Initially, Rosselkhoznadzor tried to solve the problems of smuggling "in family", without much publicity. However, the negotiations failed and by the end of September 2014 the patience of the Russians ran out. Rosselkhoznadzor began reporting on the attempts of Belarusian businesses to circumvent the embargo on an almost daily basis.
The web site of Rosselkhoznadzor has been running what resembles a battle-field situation reporting about attempts to import products "of unknown origin" without certificates or food coming from embargoed countries and accompanied by Belarusian certificates. Thirty tonnes of potatoes, twenty tonnes of tomatoes, forty tonnes of pork, eighteen tonnes of grapefruits, two tonnes of beef … However, the true scale of contraband certainly exceed these figures, given the extent of corruption in Russia.
this brief trade war ended in December 2014 Read more
In November 2014, Rosselkhoznadzor started a trade war with Belarus by banning imports of meat and dairy products from twenty-three Belarusian producers. Moscow also prohibited the transit of Western food products to Kazakhstan through the Belarusian and Russian border. Belarus and Russia de facto reinstalled customs controls on their common border. In retaliation, Minsk forced Russian trucks to spend long hours waiting at border crossing points.
This brief trade war ended in December 2014 when Russia gradually recalled its import ban. Nevertheless, resourceful Belarusian entrepreneurs have not abandoned their efforts to supply the neighbouring country with European products re-labelled "Made in Belarus". In January – March 2015, Rosselkhoznadzor identified nearly 200 falsified phytosanitary certificates, which accompanied imports from Belarus.
Belarusian attempts to substitute the Western food imports to Russia have brought uneven results. While for some positions there has been a spectacular increase in supplies, the most ambitious plans have failed to come true.

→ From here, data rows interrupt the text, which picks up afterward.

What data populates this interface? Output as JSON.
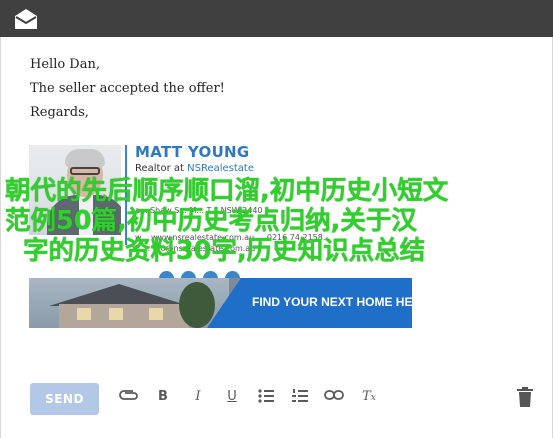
{
  "message": {
    "lines": [
      "Hello Dan,",
      "The seller accepted the offer!",
      "Regards,"
    ]
  },
  "signature": {
    "name": "MATT YOUNG",
    "role_prefix": "Realtor at ",
    "org": "NSRealestate",
    "line1": "a... Shaw S... M... T... NSW 2440",
    "line2": "w... www.nsrealestate.com.au ... 0216 74 2158...",
    "line3": "E ... nfo@nsrealestate.com.au"
  },
  "banner": {
    "cta": "FIND YOUR NEXT HOME HERE"
  },
  "overlay": {
    "line1": "朝代的先后顺序顺口溜,初中历史小短文",
    "line2": "范例50篇,初中历史考点归纳,关于汉",
    "line3": "字的历史资料30字,历史知识点总结"
  },
  "toolbar": {
    "send_label": "SEND",
    "bold_label": "B",
    "italic_label": "I",
    "underline_label": "U",
    "clear_label": "T"
  },
  "colors": {
    "accent": "#2e78c0",
    "send_button": "#b3c7e6",
    "topbar": "#404040",
    "overlay_text": "#2ed12a"
  },
  "icons": [
    "mail-icon",
    "attach-icon",
    "bold-icon",
    "italic-icon",
    "underline-icon",
    "bulleted-list-icon",
    "numbered-list-icon",
    "link-icon",
    "clear-format-icon",
    "trash-icon"
  ]
}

In September 2014, an official of the Belarusian Ministry of Economy announced the country' intention to increase its food exports to Russia by $300m in 2014. In fact, the Belarusian supplies of food products to Russia increased only by 0.9%, which represented a growth of about $42m.
In January – April 2015, according to Russian statistics, Belarus increased its share in Russia's imports of fresh and chilled beef from 76% to 90% compared to the same period of the previous year and cheese from 26% to 76%. However, in tonnes and dollars these exports grew very modestly. Belarus was more successful in its exports of apples, milk, cream, dried and salted fish to Russia.
In 2014, Belarus increased its imports of fresh fish by 7.1 tonnes, mostly from Norway; its export of dried, salted and smoked fish grew by 6.2 tonnes Read more
Last year, Belarus bought an additional 208 tonnes of apples from the EU and Moldova. Again, most of the fruit the country most likely re-exported to Russia, as its export to this country grew by 198 tonnes representing a 142% increase.
Alongside with the direct re-packing and re-labelling, other transformations also took place. In 2014, Belarus increased its imports of fresh fish by 7.1 tonnes, mostly from Norway. The bulk of this surplus underwent transformation in Belarusian plants and went to Russia, as Belarusian exports of dried, salted and smoked fish grew by 6.2 tonnes.
On 5 August, the Belarusian minister in charge agriculture and food Leanid Zajac claimed that the Russian decision to destroy confiscated Western products never affected Belarus and refuted all accusations of possible contraband. "We will ensure that our products continue to enter the Russian market without any interruption and that there would be not one iota of doubt in our products' country of origin and quality", he said.
The Belarusian success story in becoming the primary beneficiary of the Russian food embargo has been a complex mixture of hard work, honest entrepreneurship and cunning scheming. But even with this combination Belarus gained less from the Russian embargo that it had initially hoped.